__Working data__
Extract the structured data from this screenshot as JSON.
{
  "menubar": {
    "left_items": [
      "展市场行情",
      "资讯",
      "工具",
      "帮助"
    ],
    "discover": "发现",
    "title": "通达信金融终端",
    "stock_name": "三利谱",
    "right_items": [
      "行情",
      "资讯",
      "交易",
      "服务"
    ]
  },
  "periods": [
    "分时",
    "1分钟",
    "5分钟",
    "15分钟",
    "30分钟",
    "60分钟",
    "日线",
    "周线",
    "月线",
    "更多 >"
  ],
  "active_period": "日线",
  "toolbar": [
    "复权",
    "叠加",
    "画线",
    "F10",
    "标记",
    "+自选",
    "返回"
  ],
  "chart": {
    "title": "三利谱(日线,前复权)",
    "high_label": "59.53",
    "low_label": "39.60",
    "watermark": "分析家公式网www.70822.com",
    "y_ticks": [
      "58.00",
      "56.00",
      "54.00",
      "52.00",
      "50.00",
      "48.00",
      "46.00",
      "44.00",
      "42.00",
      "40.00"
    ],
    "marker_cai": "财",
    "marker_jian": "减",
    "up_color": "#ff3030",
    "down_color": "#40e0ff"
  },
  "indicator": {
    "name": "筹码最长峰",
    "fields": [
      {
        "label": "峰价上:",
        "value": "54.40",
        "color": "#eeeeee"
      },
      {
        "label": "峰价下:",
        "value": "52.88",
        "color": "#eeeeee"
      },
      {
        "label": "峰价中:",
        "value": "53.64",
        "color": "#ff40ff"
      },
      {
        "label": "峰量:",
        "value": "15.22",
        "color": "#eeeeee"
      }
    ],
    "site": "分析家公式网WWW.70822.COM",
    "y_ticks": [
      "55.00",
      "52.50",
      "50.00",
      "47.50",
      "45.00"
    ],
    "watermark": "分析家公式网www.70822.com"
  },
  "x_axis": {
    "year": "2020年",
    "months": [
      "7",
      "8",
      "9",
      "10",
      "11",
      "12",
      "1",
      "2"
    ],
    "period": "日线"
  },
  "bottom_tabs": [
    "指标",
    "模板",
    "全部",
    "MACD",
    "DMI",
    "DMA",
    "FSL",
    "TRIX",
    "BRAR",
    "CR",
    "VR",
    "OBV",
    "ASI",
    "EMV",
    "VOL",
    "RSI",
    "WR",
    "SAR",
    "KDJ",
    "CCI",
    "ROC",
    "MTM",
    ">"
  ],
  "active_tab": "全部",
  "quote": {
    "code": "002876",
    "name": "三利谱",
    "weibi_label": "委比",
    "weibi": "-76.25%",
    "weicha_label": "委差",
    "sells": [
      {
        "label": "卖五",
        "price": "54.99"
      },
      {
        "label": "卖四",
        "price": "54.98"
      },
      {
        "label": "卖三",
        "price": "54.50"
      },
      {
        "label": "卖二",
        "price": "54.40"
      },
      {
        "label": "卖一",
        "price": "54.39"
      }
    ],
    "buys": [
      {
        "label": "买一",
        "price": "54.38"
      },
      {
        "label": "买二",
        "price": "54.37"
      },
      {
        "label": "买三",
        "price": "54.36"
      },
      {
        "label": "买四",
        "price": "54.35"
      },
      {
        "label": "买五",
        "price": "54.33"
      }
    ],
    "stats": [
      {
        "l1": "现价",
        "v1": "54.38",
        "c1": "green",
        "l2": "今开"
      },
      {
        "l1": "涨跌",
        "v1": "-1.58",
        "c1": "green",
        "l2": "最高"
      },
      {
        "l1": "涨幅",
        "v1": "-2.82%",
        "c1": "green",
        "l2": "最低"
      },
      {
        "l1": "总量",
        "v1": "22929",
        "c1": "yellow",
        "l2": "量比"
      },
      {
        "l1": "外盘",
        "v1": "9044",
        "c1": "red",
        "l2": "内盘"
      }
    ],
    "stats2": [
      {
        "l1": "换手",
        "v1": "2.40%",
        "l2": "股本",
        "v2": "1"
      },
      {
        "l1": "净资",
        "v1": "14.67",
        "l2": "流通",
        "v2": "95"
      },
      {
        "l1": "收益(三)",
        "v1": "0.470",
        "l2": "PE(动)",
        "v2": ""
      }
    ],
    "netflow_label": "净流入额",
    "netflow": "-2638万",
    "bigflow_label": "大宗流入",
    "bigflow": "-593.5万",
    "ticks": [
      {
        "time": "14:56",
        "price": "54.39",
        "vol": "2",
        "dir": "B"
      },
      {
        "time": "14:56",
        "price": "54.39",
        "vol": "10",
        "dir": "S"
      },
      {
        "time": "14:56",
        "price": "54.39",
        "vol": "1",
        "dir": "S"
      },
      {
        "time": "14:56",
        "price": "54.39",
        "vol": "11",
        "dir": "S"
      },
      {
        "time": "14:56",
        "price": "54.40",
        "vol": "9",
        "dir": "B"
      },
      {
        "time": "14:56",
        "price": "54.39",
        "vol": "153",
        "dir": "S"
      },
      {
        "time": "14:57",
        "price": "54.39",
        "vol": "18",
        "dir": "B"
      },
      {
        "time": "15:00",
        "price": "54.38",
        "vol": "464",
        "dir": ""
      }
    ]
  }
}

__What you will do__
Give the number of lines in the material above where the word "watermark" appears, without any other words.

__Completed exercise__
2